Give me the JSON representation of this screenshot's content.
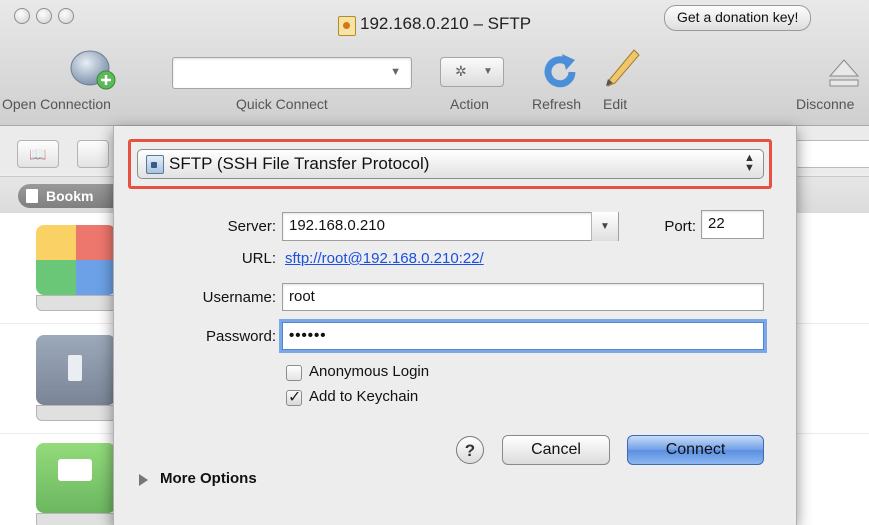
{
  "window": {
    "title": "192.168.0.210 – SFTP",
    "donation_button": "Get a donation key!"
  },
  "toolbar": {
    "open_connection": "Open Connection",
    "quick_connect": "Quick Connect",
    "action": "Action",
    "refresh": "Refresh",
    "edit": "Edit",
    "disconnect": "Disconne"
  },
  "sidebar": {
    "bookmarks_tab": "Bookm"
  },
  "sheet": {
    "protocol": "SFTP (SSH File Transfer Protocol)",
    "server_label": "Server:",
    "server_value": "192.168.0.210",
    "port_label": "Port:",
    "port_value": "22",
    "url_label": "URL:",
    "url_value": "sftp://root@192.168.0.210:22/",
    "username_label": "Username:",
    "username_value": "root",
    "password_label": "Password:",
    "password_value": "••••••",
    "anonymous_label": "Anonymous Login",
    "anonymous_checked": false,
    "keychain_label": "Add to Keychain",
    "keychain_checked": true,
    "help_label": "?",
    "cancel_label": "Cancel",
    "connect_label": "Connect",
    "more_options_label": "More Options"
  },
  "colors": {
    "highlight": "#e65140",
    "link": "#1a4fe0",
    "connect_button": "#6f9fe6"
  }
}
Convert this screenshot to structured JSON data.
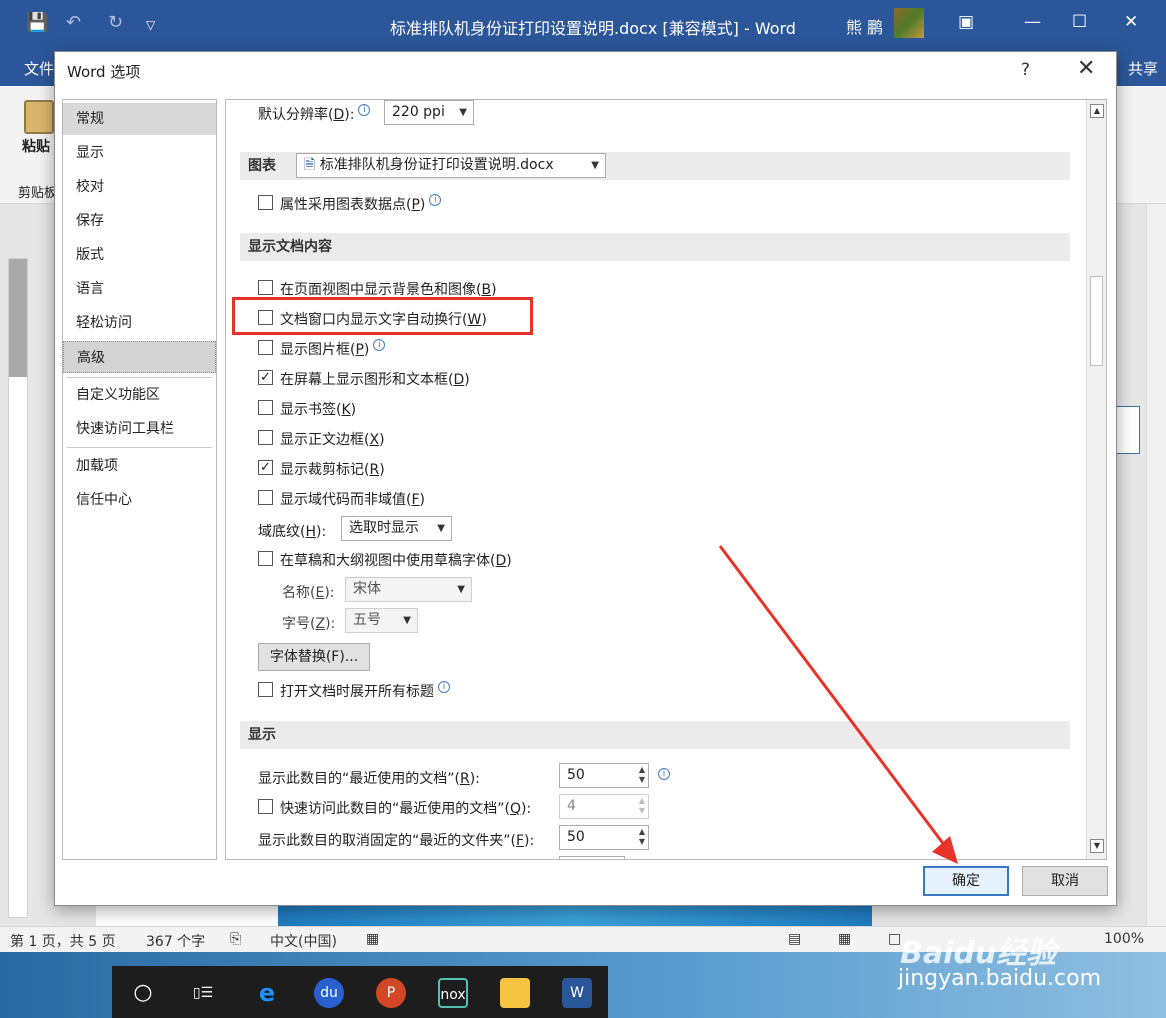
{
  "window": {
    "title": "标准排队机身份证打印设置说明.docx [兼容模式] - Word",
    "user": "熊 鹏",
    "file_tab": "文件",
    "share_tab": "共享"
  },
  "ribbon": {
    "paste": "粘贴",
    "clipboard": "剪贴板"
  },
  "status_bar": {
    "page": "第 1 页，共 5 页",
    "words": "367 个字",
    "language": "中文(中国)",
    "zoom": "100%"
  },
  "taskbar": {
    "watermark_main": "Baidu经验",
    "watermark_url": "jingyan.baidu.com",
    "apps": [
      "cortana",
      "task-view",
      "edge",
      "baidu",
      "powerpoint",
      "nox",
      "file-explorer",
      "word"
    ]
  },
  "dialog": {
    "title": "Word 选项",
    "help": "?",
    "close": "✕",
    "nav": [
      "常规",
      "显示",
      "校对",
      "保存",
      "版式",
      "语言",
      "轻松访问",
      "高级",
      "自定义功能区",
      "快速访问工具栏",
      "加载项",
      "信任中心"
    ],
    "selected_nav": "高级",
    "content": {
      "resolution_label": "默认分辨率(",
      "resolution_key": "D",
      "resolution_suffix": "):",
      "resolution_value": "220 ppi",
      "chart_section": "图表",
      "chart_doc": "标准排队机身份证打印设置说明.docx",
      "chart_datapoint_label": "属性采用图表数据点(",
      "chart_datapoint_key": "P",
      "chart_datapoint_suffix": ")",
      "display_doc_section": "显示文档内容",
      "options": [
        {
          "label": "在页面视图中显示背景色和图像(",
          "key": "B",
          "suffix": ")",
          "checked": false
        },
        {
          "label": "文档窗口内显示文字自动换行(",
          "key": "W",
          "suffix": ")",
          "checked": false
        },
        {
          "label": "显示图片框(",
          "key": "P",
          "suffix": ")",
          "checked": false
        },
        {
          "label": "在屏幕上显示图形和文本框(",
          "key": "D",
          "suffix": ")",
          "checked": true
        },
        {
          "label": "显示书签(",
          "key": "K",
          "suffix": ")",
          "checked": false
        },
        {
          "label": "显示正文边框(",
          "key": "X",
          "suffix": ")",
          "checked": false
        },
        {
          "label": "显示裁剪标记(",
          "key": "R",
          "suffix": ")",
          "checked": true
        },
        {
          "label": "显示域代码而非域值(",
          "key": "F",
          "suffix": ")",
          "checked": false
        }
      ],
      "field_shading_label": "域底纹(",
      "field_shading_key": "H",
      "field_shading_suffix": "):",
      "field_shading_value": "选取时显示",
      "draft_font_label": "在草稿和大纲视图中使用草稿字体(",
      "draft_font_key": "D",
      "draft_font_suffix": ")",
      "font_name_label": "名称(",
      "font_name_key": "E",
      "font_name_suffix": "):",
      "font_name_value": "宋体",
      "font_size_label": "字号(",
      "font_size_key": "Z",
      "font_size_suffix": "):",
      "font_size_value": "五号",
      "font_subst_button": "字体替换(F)...",
      "expand_headings_label": "打开文档时展开所有标题",
      "display_section": "显示",
      "recent_docs_label": "显示此数目的“最近使用的文档”(",
      "recent_docs_key": "R",
      "recent_docs_suffix": "):",
      "recent_docs_value": "50",
      "quick_access_label": "快速访问此数目的“最近使用的文档”(",
      "quick_access_key": "Q",
      "quick_access_suffix": "):",
      "quick_access_value": "4",
      "recent_folders_label": "显示此数目的取消固定的“最近的文件夹”(",
      "recent_folders_key": "F",
      "recent_folders_suffix": "):",
      "recent_folders_value": "50"
    },
    "ok": "确定",
    "cancel": "取消"
  },
  "annotations": {
    "highlight_color": "#e8332a",
    "arrow_color": "#e8332a"
  }
}
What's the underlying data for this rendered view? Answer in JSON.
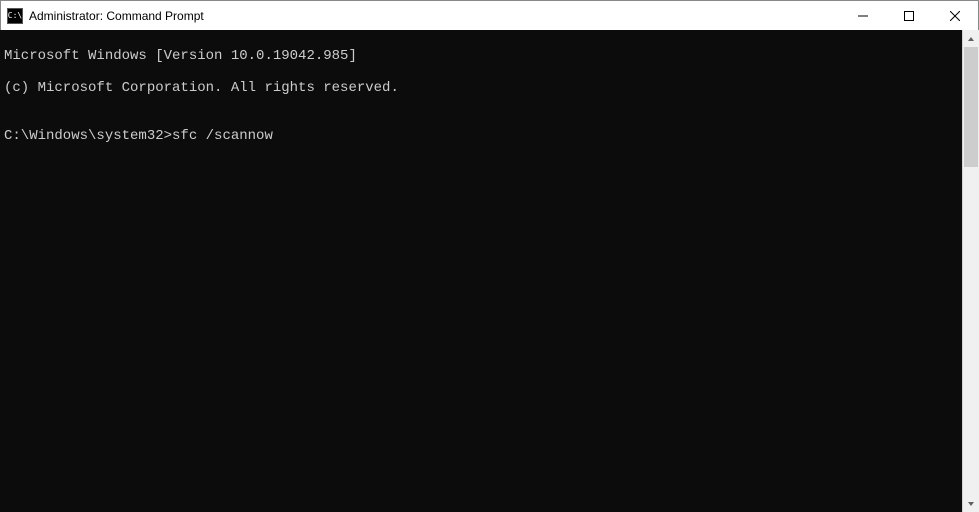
{
  "window": {
    "title": "Administrator: Command Prompt",
    "icon_label": "C:\\"
  },
  "console": {
    "line1": "Microsoft Windows [Version 10.0.19042.985]",
    "line2": "(c) Microsoft Corporation. All rights reserved.",
    "blank": "",
    "prompt": "C:\\Windows\\system32>",
    "command": "sfc /scannow"
  }
}
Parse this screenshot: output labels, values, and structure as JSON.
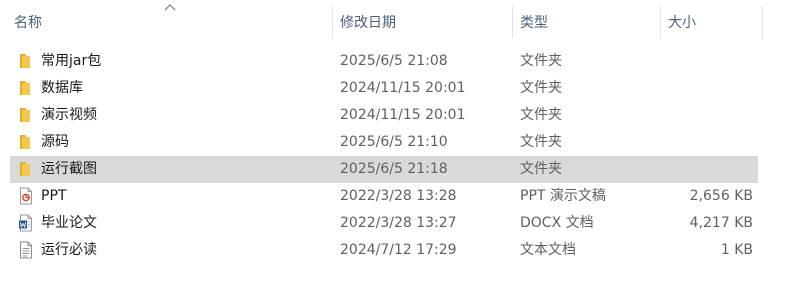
{
  "columns": {
    "name": "名称",
    "date": "修改日期",
    "type": "类型",
    "size": "大小"
  },
  "sort": {
    "column": "name",
    "direction": "ascending",
    "icon": "sort-up-chevron-icon"
  },
  "colors": {
    "folder": "#f2c94c",
    "folder_dark": "#e0ad2e",
    "ppt": "#d24726",
    "docx": "#2b579a",
    "selected_row": "#d9d9d9",
    "header_text": "#4c607a"
  },
  "files": [
    {
      "name": "常用jar包",
      "date": "2025/6/5 21:08",
      "type": "文件夹",
      "size": "",
      "icon": "folder-icon",
      "selected": false
    },
    {
      "name": "数据库",
      "date": "2024/11/15 20:01",
      "type": "文件夹",
      "size": "",
      "icon": "folder-icon",
      "selected": false
    },
    {
      "name": "演示视频",
      "date": "2024/11/15 20:01",
      "type": "文件夹",
      "size": "",
      "icon": "folder-icon",
      "selected": false
    },
    {
      "name": "源码",
      "date": "2025/6/5 21:10",
      "type": "文件夹",
      "size": "",
      "icon": "folder-icon",
      "selected": false
    },
    {
      "name": "运行截图",
      "date": "2025/6/5 21:18",
      "type": "文件夹",
      "size": "",
      "icon": "folder-icon",
      "selected": true
    },
    {
      "name": "PPT",
      "date": "2022/3/28 13:28",
      "type": "PPT 演示文稿",
      "size": "2,656 KB",
      "icon": "pptx-file-icon",
      "selected": false
    },
    {
      "name": "毕业论文",
      "date": "2022/3/28 13:27",
      "type": "DOCX 文档",
      "size": "4,217 KB",
      "icon": "docx-file-icon",
      "selected": false
    },
    {
      "name": "运行必读",
      "date": "2024/7/12 17:29",
      "type": "文本文档",
      "size": "1 KB",
      "icon": "txt-file-icon",
      "selected": false
    }
  ]
}
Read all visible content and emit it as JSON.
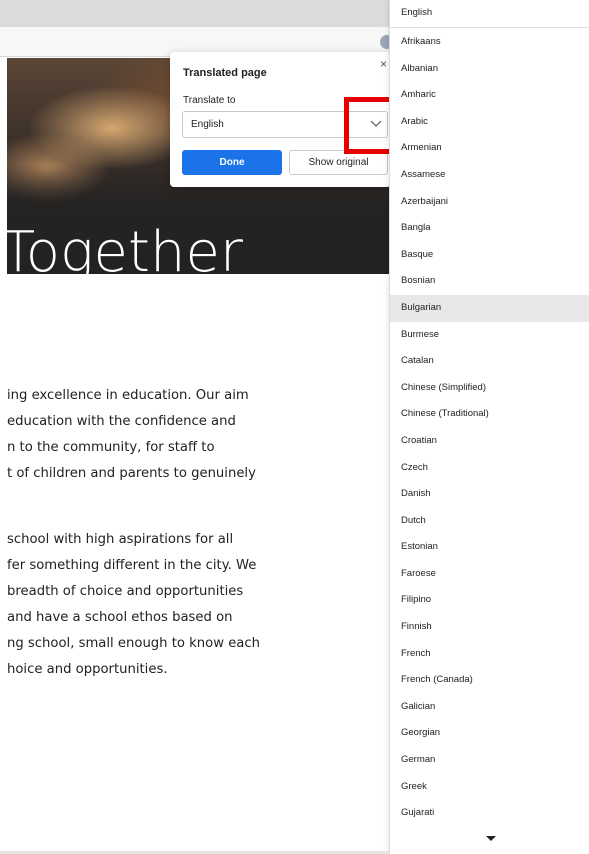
{
  "hero": {
    "title": "Together"
  },
  "body_text": {
    "para1": [
      "ing excellence in education. Our aim",
      "education with the confidence and",
      "n to the community, for staff to",
      "t of children and parents to genuinely"
    ],
    "para2": [
      "school with high aspirations for all",
      "fer something different in the city. We",
      " breadth of choice and opportunities",
      "and have a school ethos based on",
      "ng school, small enough to know each",
      "hoice and opportunities."
    ]
  },
  "translate_popup": {
    "title": "Translated page",
    "translate_to_label": "Translate to",
    "selected_language": "English",
    "done_label": "Done",
    "show_original_label": "Show original",
    "close_icon": "×",
    "chevron_icon": "chevron-down-icon",
    "primary_color": "#1a73e8",
    "highlight_color": "#e60000"
  },
  "language_dropdown": {
    "current": "English",
    "hovered": "Bulgarian",
    "options": [
      "Afrikaans",
      "Albanian",
      "Amharic",
      "Arabic",
      "Armenian",
      "Assamese",
      "Azerbaijani",
      "Bangla",
      "Basque",
      "Bosnian",
      "Bulgarian",
      "Burmese",
      "Catalan",
      "Chinese (Simplified)",
      "Chinese (Traditional)",
      "Croatian",
      "Czech",
      "Danish",
      "Dutch",
      "Estonian",
      "Faroese",
      "Filipino",
      "Finnish",
      "French",
      "French (Canada)",
      "Galician",
      "Georgian",
      "German",
      "Greek",
      "Gujarati"
    ],
    "scroll_icon": "caret-down-icon"
  }
}
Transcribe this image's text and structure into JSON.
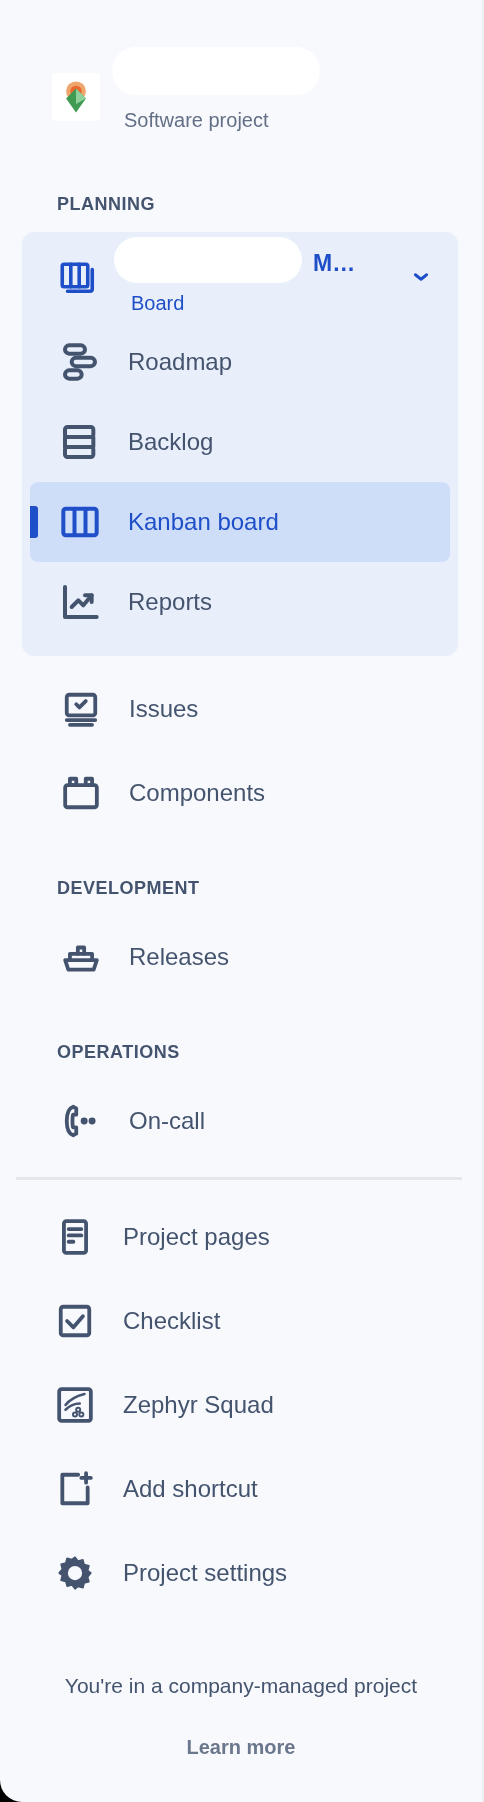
{
  "project": {
    "type": "Software project"
  },
  "sections": [
    {
      "heading": "PLANNING",
      "group": {
        "title": "M…",
        "subtitle": "Board",
        "expanded": true,
        "items": [
          {
            "label": "Roadmap",
            "kind": "roadmap",
            "selected": false
          },
          {
            "label": "Backlog",
            "kind": "backlog",
            "selected": false
          },
          {
            "label": "Kanban board",
            "kind": "board",
            "selected": true
          },
          {
            "label": "Reports",
            "kind": "reports",
            "selected": false
          }
        ]
      },
      "items": [
        {
          "label": "Issues",
          "kind": "issues"
        },
        {
          "label": "Components",
          "kind": "components"
        }
      ]
    },
    {
      "heading": "DEVELOPMENT",
      "items": [
        {
          "label": "Releases",
          "kind": "releases"
        }
      ]
    },
    {
      "heading": "OPERATIONS",
      "items": [
        {
          "label": "On-call",
          "kind": "oncall"
        }
      ]
    }
  ],
  "shortcuts": [
    {
      "label": "Project pages",
      "kind": "pages"
    },
    {
      "label": "Checklist",
      "kind": "checklist"
    },
    {
      "label": "Zephyr Squad",
      "kind": "zephyr"
    },
    {
      "label": "Add shortcut",
      "kind": "add"
    },
    {
      "label": "Project settings",
      "kind": "settings"
    }
  ],
  "footer": {
    "text": "You're in a company-managed project",
    "link": "Learn more"
  }
}
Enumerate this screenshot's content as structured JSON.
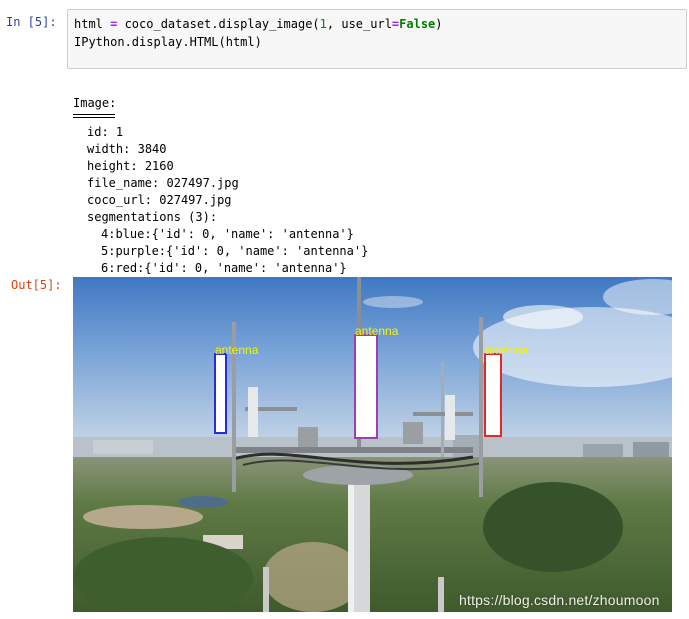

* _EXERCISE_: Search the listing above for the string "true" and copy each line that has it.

* _SOLUTION FOR THIS TASK_:
    "keychain_checked": true,
          "checked": true
          "checked": true
      "selected": true
        "expanded": true,
            "selected": true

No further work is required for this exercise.